OCD is a condition that falls under the classification of anxiety disorders and can result in great disability in people’s lives.

When talking about OCD, the most common thing is to think about those sickly subjects of order, cleanliness, pollution … But really OCD can be about any subject, and one not so well known is the Relational OCD . Do you want to know it?

What is relational OCD?

Relational OCD focuses on the relationships the person has with other individuals such as children, parents, partners (love OCD), strangers… even towards oneself. Very distressing obsessions are generated with regard to the person who is the target of the ruminations, and the ties that unite them may be broken to avoid discomfort, and the pattern is repeated in similar relationships.

Such thoughts can be very painful, and starts a real investigation about the feelings towards the person , looking for the why, even doubting them and fighting to avoid them without success (the more you want to ignore a thought, the more it appears) turning them unintentionally into the most frequent topic of the day to day and generating a discomfort that can incapacitate the one who suffers it because of the distraction and anxiety it produces.

We will illustrate this with an example. A parent stressed by the beginning of his child’s upbringing involuntarily creates an image in which he appears to throw the child out the window.
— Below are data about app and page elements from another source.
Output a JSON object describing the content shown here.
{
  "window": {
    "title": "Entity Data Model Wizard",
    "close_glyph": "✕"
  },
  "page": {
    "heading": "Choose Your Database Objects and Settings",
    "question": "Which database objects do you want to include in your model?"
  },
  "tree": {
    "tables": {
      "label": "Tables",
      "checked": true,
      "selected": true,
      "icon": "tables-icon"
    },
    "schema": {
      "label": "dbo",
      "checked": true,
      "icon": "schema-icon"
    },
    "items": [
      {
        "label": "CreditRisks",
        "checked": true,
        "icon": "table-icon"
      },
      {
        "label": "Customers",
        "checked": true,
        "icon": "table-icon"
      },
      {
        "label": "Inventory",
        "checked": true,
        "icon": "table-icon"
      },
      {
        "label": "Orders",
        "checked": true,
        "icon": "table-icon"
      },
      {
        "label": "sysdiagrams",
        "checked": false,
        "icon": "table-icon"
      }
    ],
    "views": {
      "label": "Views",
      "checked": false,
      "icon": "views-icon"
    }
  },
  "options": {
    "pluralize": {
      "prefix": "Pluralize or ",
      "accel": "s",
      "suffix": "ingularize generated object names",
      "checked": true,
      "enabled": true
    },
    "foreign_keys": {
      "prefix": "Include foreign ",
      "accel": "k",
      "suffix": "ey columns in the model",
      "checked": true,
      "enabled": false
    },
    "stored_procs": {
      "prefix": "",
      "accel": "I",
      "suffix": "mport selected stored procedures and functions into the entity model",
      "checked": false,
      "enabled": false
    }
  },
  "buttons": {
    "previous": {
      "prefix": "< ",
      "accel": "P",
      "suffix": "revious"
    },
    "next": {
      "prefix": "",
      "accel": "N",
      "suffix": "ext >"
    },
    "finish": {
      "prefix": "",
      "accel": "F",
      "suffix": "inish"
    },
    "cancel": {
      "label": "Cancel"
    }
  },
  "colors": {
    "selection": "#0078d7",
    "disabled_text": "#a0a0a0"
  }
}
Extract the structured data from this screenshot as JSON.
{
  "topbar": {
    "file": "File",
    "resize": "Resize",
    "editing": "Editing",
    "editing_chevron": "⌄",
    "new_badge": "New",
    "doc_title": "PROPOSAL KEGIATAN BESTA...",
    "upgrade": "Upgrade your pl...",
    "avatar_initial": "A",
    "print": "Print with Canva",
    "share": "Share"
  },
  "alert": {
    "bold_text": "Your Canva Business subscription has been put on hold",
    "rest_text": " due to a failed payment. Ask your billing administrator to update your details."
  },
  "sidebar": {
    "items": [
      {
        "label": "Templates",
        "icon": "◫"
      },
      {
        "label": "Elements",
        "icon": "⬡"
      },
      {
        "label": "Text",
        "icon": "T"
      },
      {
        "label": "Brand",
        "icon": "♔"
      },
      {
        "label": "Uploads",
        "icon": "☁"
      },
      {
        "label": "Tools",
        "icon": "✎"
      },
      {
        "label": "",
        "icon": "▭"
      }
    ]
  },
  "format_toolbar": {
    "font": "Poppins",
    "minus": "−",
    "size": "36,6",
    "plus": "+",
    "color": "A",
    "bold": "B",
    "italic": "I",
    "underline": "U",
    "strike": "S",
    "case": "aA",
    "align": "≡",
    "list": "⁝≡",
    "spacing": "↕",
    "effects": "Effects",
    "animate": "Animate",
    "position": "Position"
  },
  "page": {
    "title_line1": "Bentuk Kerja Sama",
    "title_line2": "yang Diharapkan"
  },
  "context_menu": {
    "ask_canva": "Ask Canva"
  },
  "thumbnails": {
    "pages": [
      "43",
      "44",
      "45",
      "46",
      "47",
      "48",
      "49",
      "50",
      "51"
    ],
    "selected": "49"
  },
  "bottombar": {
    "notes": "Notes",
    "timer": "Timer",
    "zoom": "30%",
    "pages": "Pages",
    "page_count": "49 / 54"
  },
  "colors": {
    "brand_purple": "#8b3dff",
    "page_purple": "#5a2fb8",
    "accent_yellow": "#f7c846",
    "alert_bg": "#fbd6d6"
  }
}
The thought is seen as something horrible, unacceptable, which is then analyzed again and again until conclusions are reached such as: I have thought that because I don’t love my child, I am a psychopath and I shouldn’t raise him because I will hurt him.

In reality this person loves his child and would never hurt him, but when the chain starts and becomes common in the person’s head, it seems impossible to stop and above all, it gives him truthfulness that creates a very pronounced suffering.


The sequence of thoughts we saw in the previous example is very common in OCD, since it tends to magnify the importance of the mind creating a particular image or idea by causing the person to go crazy looking for reasons for something he or she is not really responsible for.

By adding guilt, rumination, the search for inexhaustible reasoning, binary thinking , the search for perfection and the non-acceptance of mistakes (all typical characteristics of people with OCD), a new world is created in which there is room for thoughts such as being a horrible person for having that image, being guilty for having thoughts of a certain kind, inability to accept that one has not been responsible for that mental process and that it has no real repercussions, and so on.

This makes the person a victim of his mind and an executioner of the actions he starts to carry out to prevent, check and search for a logic . One of these checks can be to look for and compare oneself with other people who share similarities as if the other party were the perfection in which to see oneself reflected.


It is a vicious circle that is difficult to break and usually is based on very rigid and strict cognitive patterns in which setting a foot outside that limit “means something horrible and unacceptable of which you are guilty”. The need to have everything under strict control means that the thoughts that are supposed to be “bad” have been caused by the person “since he has everything under control and should be able to control what his head believes”.

The anxiety generated can manifest itself as panic attacks at the thought or rumination of it or as a final response of the body to endure very high levels of discomfort. On the other hand, the blame component is shared by the depressive disorder , which can make OCD comorbid to the anxiety disorder, the depressive or both.


If you know someone with this type of OCD or think you might have it, don’t panic: OCD is treatable in all its manifestations, and the most effective way is to combine psychiatric drugs with cognitive-behavioral therapy. Pharmacological treatment should be prescribed by a psychiatrist , who, depending on the symptoms, will recommend a specific type of medication.

No OCD is the same for different people and people are not the same in response, so we should not take the medicines of an acquaintance with the same disorder. On the other hand, seeing a psychologist for cognitive-behavioral therapy will help you recognize why you have obsessive ideas and work on feeling better.

But watch out! There are people who leave therapy when they see an improvement . Keep in mind that relational OCD is like all OCD: It goes through good and bad phases, and it’s best to follow up with your therapist and psychiatrist, even if you’re feeling better. What’s more, since relational OCD usually occurs with people close to you, it’s easy for relapses to occur due to multiple relational causes, such as seasonal changes in atmospheric pressure or stressful periods.

It is common for the person to keep these thoughts for months and even years without communicating them to anyone because of shame, fear… even for thinking that he or she does not really suffer from an emotional pathology and the thoughts are accurate (the average for receiving specialized help is usually two and a half years).

But the reality is that when those who are suffering from it talk to mental health professionals, their family and people involved, they find a point of support that can be critical to treatment and recovery. Like other recommendations, sport is fundamental, as is maintaining good communication, eating well and getting good rest.

Bibliographic references:

  • Ferrali J. C. (1996). The obsessions and the art of the clinic. Developments in Argentine Psychiatry. Apsa.
  • Kinney, J. M. (1995). Comprehension of affect in children with pervasive developmental disorders: Specific deficits in perceptual matching tasks. Washington DC: Human Neuropsychology Laboratory, American University.